GOAL OF THE EXERCISE>
Each line from the one containing "Enumerate this screenshot's" through the end of the data must be retyped exactly, and no other line.
─── MATERIAL SUPPLIED ───
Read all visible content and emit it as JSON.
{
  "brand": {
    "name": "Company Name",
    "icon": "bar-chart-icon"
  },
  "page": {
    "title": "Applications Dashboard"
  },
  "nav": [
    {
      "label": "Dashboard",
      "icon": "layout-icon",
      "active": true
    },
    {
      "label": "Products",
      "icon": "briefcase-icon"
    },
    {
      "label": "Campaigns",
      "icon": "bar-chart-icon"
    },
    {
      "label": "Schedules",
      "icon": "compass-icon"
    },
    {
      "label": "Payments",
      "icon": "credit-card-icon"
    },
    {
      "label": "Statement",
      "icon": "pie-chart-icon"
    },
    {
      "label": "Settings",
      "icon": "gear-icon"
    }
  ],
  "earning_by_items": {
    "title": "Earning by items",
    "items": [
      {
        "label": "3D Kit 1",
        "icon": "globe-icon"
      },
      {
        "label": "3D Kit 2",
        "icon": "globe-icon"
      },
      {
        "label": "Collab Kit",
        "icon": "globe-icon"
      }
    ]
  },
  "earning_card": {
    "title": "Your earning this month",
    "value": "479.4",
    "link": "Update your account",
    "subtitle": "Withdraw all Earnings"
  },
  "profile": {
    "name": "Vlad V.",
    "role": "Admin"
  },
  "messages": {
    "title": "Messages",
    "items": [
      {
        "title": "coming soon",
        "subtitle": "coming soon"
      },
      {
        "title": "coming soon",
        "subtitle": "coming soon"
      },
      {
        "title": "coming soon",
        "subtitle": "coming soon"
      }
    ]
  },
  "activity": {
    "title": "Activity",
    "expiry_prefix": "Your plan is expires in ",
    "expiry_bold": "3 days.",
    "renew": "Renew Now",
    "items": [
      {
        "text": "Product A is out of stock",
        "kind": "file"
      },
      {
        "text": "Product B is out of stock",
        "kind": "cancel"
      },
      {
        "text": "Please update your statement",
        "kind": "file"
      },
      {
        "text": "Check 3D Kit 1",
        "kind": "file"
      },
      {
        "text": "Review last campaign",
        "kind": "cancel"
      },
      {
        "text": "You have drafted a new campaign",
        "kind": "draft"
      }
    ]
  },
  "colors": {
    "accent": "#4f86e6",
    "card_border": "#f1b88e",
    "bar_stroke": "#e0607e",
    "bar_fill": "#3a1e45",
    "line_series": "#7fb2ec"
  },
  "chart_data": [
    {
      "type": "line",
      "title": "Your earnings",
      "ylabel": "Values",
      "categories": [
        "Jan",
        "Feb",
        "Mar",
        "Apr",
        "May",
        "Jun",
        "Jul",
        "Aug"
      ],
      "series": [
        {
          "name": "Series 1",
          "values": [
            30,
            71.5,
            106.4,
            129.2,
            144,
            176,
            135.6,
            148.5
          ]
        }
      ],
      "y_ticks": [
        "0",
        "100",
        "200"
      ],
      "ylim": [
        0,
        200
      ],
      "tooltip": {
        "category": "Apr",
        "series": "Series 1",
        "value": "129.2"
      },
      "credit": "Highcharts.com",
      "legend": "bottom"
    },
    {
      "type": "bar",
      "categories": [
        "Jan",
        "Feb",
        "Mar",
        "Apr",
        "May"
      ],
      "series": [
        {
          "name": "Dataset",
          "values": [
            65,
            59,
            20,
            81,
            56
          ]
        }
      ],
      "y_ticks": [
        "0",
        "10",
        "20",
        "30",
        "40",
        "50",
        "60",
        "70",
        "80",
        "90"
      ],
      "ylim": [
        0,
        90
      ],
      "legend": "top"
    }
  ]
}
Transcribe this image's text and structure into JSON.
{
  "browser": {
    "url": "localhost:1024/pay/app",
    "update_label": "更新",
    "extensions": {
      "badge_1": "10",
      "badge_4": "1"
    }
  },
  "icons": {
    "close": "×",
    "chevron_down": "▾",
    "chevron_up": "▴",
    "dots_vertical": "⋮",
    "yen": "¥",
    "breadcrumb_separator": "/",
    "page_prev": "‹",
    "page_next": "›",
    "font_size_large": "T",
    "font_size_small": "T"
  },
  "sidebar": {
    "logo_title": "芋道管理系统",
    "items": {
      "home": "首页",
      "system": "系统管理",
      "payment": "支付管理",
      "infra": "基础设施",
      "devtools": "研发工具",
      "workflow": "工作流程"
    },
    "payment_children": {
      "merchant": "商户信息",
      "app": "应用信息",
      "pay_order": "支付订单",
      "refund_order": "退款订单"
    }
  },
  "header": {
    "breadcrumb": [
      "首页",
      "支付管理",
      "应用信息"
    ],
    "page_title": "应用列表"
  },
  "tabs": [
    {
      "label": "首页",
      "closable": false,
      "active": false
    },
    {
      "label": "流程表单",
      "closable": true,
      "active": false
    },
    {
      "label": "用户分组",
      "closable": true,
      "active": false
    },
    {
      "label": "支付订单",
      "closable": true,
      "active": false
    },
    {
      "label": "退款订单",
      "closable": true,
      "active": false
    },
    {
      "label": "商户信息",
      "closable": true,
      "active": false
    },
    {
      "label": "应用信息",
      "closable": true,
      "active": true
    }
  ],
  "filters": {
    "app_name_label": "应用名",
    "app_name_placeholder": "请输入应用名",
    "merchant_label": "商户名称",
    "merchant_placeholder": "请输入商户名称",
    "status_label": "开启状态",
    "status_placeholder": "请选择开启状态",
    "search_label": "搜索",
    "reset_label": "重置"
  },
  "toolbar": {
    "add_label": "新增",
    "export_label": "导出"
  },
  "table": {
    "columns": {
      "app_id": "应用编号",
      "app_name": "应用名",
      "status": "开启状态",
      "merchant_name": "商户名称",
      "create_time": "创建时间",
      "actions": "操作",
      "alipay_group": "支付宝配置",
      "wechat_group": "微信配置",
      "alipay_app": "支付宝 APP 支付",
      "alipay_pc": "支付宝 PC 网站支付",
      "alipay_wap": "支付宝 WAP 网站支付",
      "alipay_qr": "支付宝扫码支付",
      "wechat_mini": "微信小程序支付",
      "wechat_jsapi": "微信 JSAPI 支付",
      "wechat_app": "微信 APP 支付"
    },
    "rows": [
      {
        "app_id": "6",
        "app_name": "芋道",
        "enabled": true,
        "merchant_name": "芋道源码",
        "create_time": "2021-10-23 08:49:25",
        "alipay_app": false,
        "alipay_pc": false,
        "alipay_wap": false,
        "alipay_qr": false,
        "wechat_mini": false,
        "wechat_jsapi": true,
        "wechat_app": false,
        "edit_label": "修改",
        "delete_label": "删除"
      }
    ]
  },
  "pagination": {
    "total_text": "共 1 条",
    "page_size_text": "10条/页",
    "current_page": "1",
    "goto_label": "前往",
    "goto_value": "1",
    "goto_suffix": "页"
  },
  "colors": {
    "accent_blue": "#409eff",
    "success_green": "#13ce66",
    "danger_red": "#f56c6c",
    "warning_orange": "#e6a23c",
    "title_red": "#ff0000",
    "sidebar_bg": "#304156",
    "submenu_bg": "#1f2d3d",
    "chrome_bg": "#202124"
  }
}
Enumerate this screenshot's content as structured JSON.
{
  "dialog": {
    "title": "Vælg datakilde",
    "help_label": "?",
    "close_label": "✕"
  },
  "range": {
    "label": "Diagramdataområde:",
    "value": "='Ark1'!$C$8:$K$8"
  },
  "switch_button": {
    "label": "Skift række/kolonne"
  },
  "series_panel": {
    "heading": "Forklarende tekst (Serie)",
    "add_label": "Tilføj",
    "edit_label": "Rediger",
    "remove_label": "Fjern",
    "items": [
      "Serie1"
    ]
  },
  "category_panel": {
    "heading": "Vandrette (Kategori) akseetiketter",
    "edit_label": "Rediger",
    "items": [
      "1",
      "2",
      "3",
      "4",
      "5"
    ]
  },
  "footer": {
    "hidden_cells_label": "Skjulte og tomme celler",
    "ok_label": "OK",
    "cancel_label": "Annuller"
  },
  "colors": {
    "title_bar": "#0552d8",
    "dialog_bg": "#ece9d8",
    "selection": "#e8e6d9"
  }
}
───
EXPECTED ANSWER>
Enumerate this screenshot's content as structured JSON.
{
  "dialog": {
    "title": "Vælg datakilde",
    "help_label": "?",
    "close_label": "✕"
  },
  "range": {
    "label": "Diagramdataområde:",
    "value": "='Ark1'!$C$8:$K$8"
  },
  "switch_button": {
    "label": "Skift række/kolonne"
  },
  "series_panel": {
    "heading": "Forklarende tekst (Serie)",
    "add_label": "Tilføj",
    "edit_label": "Rediger",
    "remove_label": "Fjern",
    "items": [
      "Serie1"
    ]
  },
  "category_panel": {
    "heading": "Vandrette (Kategori) akseetiketter",
    "edit_label": "Rediger",
    "items": [
      "1",
      "2",
      "3",
      "4",
      "5"
    ]
  },
  "footer": {
    "hidden_cells_label": "Skjulte og tomme celler",
    "ok_label": "OK",
    "cancel_label": "Annuller"
  },
  "colors": {
    "title_bar": "#0552d8",
    "dialog_bg": "#ece9d8",
    "selection": "#e8e6d9"
  }
}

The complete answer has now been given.